Listen to a conversation between a student and his anthropology professor.
Well, Matthew, good to see you. How can I help you?
Did you happen to read last weekend's Arts section of the newspaper?
[laughs confusedly] Um, yes I did. Why?
Well, you remember the article about an exhibition of ancient featherwork pieces from Peru?
Uh, I'm thinking of doing my research paper on this topic, if it's OK with you, of course.
I've done some additional reading about ancient Peruvian cultures... how they used brightly colored feathers to decorate clothes and ceremonial objects.
Uh, from the pictures I've seen, they're beautiful works of art.
They sure are. I saw the exhibition a few days ago....
But is that how you'd approach Peruvian featherwork in your paper? As an art form?
Remember, you need to take an anthropological angle, uh, look at this in a way that tells us something about the people who made this featherwork and the societies they lived in.
I read that most of the really colorful feathers came from the rain forest, and the societies who used them lived on the coast on the other side of the Andes mountains, so the feathers had to be carried over the Andes!
No wonder featherwork was a symbol of high status in ancient Peruvian societies.
Well, that's definitely a long, dangerous trip to make on foot.
I do research down in Peru and I've made that trip, but the easy way-I've flown and driven.
I didn't know you did research in Peru.
Maybe- do you think you'd be able to help me with this paper?
I'll be happy to help if I can, but Peruvian featherwork isn't my area of expertise.
You know, very few pieces of featherwork survive because feathers decay so quickly.
Not many people have had a chance to study them up close.
There's a handful of experts out there who have, and I could try to contact some of them, but I think your best bet is to keep reading and finding more books and articles.
And of course, you can use the information you got at the exhibition as source material, too.
You have been to the exhibition, haven't you?
[sheepishly] Uh, actually...not yet.
Um...well, it would be a good idea if you went, don't you think?
It's good that you've done some background reading, but it will make more sense when you actually see the featherwork.
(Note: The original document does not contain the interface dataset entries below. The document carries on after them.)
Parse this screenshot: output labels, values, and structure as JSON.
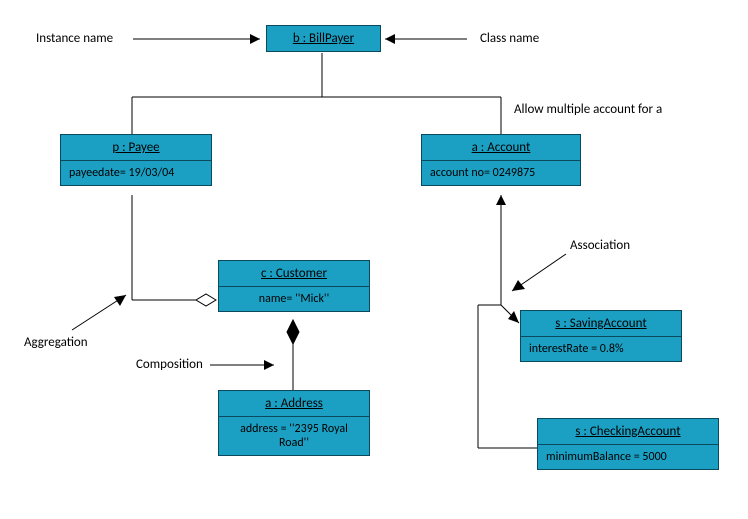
{
  "labels": {
    "instanceName": "Instance name",
    "className": "Class name",
    "allowMultiple": "Allow multiple account for a",
    "association": "Association",
    "aggregation": "Aggregation",
    "composition": "Composition"
  },
  "objects": {
    "billPayer": {
      "header": "b : BillPayer"
    },
    "payee": {
      "header": "p : Payee",
      "attr": "payeedate= 19/03/04"
    },
    "account": {
      "header": "a : Account",
      "attr": "account no= 0249875"
    },
    "customer": {
      "header": "c : Customer",
      "attr": "name= ''Mick''"
    },
    "address": {
      "header": "a : Address",
      "attr": "address = ''2395 Royal Road''"
    },
    "saving": {
      "header": "s : SavingAccount",
      "attr": "interestRate = 0.8%"
    },
    "checking": {
      "header": "s : CheckingAccount",
      "attr": "minimumBalance = 5000"
    }
  }
}
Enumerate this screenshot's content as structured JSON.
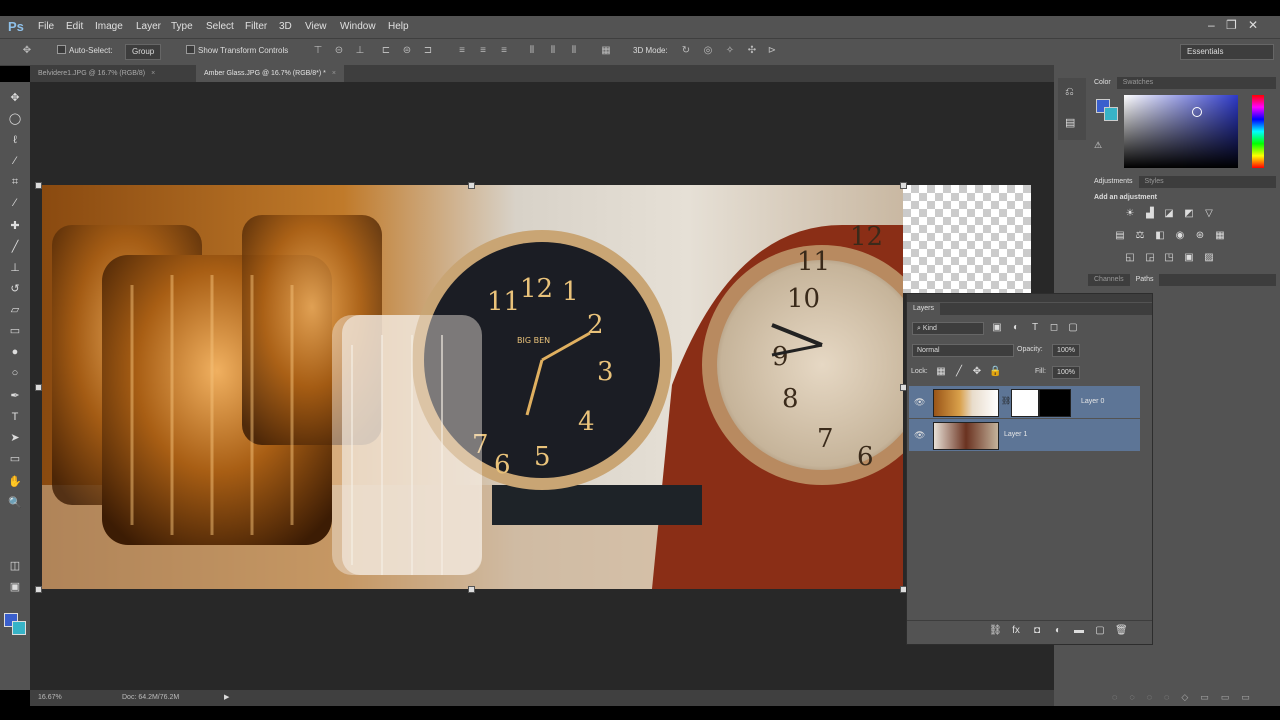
{
  "app": {
    "logo": "Ps"
  },
  "menu": {
    "items": [
      "File",
      "Edit",
      "Image",
      "Layer",
      "Type",
      "Select",
      "Filter",
      "3D",
      "View",
      "Window",
      "Help"
    ]
  },
  "window_controls": [
    "–",
    "❐",
    "✕"
  ],
  "options": {
    "auto_select_label": "Auto-Select:",
    "auto_select_value": "Group",
    "transform_label": "Show Transform Controls",
    "mode3d_label": "3D Mode:",
    "workspace": "Essentials"
  },
  "tabs": [
    {
      "label": "Belvidere1.JPG @ 16.7% (RGB/8)"
    },
    {
      "label": "Amber Glass.JPG @ 16.7% (RGB/8*) *"
    }
  ],
  "status": {
    "zoom": "16.67%",
    "doc": "Doc: 64.2M/76.2M"
  },
  "color_panel": {
    "tabs": [
      "Color",
      "Swatches"
    ],
    "fg": "#3a5fcd",
    "bg": "#37b3c7"
  },
  "adjustments_panel": {
    "tabs": [
      "Adjustments",
      "Styles"
    ],
    "heading": "Add an adjustment"
  },
  "channels_panel": {
    "tabs": [
      "Channels",
      "Paths"
    ]
  },
  "layers_panel": {
    "title": "Layers",
    "filter_kind": "Kind",
    "blend_mode": "Normal",
    "opacity_label": "Opacity:",
    "opacity_value": "100%",
    "lock_label": "Lock:",
    "fill_label": "Fill:",
    "fill_value": "100%",
    "layers": [
      {
        "name": "Layer 0",
        "has_mask": true
      },
      {
        "name": "Layer 1",
        "has_mask": false
      }
    ]
  }
}
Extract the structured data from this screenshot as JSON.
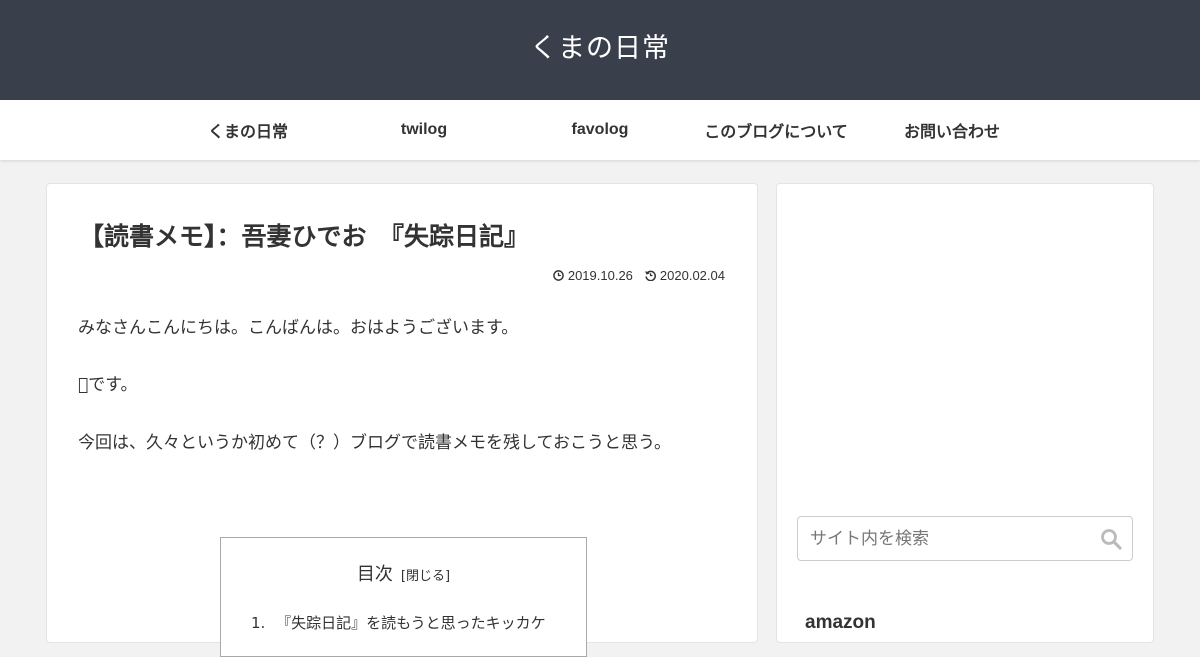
{
  "header": {
    "site_title": "くまの日常",
    "bg_color": "#3a3f4c"
  },
  "nav": {
    "items": [
      {
        "label": "くまの日常"
      },
      {
        "label": "twilog"
      },
      {
        "label": "favolog"
      },
      {
        "label": "このブログについて"
      },
      {
        "label": "お問い合わせ"
      }
    ]
  },
  "article": {
    "title": "【読書メモ】：吾妻ひでお　『失踪日記』",
    "published_date": "2019.10.26",
    "updated_date": "2020.02.04",
    "paragraphs": [
      "みなさんこんにちは。こんばんは。おはようございます。",
      "󱁗です。",
      "今回は、久々というか初めて（？）ブログで読書メモを残しておこうと思う。"
    ],
    "toc": {
      "title": "目次",
      "toggle_label": "[閉じる]",
      "items": [
        {
          "number": "1.",
          "label": "『失踪日記』を読もうと思ったキッカケ"
        }
      ]
    }
  },
  "sidebar": {
    "search": {
      "placeholder": "サイト内を検索",
      "icon": "search-icon"
    },
    "widget_title": "amazon"
  }
}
There's a lot of information available there from booklets, tour guides, and you could even ask to meet with the curator and ask for her insights.